Work required :: Search string "colors": state how many lines in the material below contain it, and nothing else.

Information supplied ::

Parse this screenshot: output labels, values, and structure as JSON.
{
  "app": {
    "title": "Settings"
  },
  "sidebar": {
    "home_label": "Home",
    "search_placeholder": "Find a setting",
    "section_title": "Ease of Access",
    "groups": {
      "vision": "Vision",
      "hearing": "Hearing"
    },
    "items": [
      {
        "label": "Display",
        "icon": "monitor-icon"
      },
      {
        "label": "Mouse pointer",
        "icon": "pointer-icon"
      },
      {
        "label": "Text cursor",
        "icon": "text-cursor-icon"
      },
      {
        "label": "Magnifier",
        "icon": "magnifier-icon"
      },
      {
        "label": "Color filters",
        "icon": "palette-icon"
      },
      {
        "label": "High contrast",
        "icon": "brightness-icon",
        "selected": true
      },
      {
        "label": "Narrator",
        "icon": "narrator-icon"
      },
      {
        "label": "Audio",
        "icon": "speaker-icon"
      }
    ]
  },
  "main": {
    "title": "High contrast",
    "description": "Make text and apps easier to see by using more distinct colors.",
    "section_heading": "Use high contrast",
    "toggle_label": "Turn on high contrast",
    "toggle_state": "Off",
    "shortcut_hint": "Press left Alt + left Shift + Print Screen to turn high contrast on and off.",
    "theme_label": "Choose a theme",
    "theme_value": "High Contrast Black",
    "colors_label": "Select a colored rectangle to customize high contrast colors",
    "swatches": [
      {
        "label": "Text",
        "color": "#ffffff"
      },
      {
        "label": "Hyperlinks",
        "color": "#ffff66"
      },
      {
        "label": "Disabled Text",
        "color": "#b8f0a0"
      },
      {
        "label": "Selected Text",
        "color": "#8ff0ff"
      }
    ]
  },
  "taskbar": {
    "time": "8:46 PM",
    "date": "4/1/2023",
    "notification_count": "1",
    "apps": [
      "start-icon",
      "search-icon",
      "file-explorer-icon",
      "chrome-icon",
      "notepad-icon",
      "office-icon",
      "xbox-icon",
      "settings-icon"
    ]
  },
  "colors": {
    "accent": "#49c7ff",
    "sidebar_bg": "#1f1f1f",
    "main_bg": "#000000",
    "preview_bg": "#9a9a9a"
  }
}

Task answer :: 3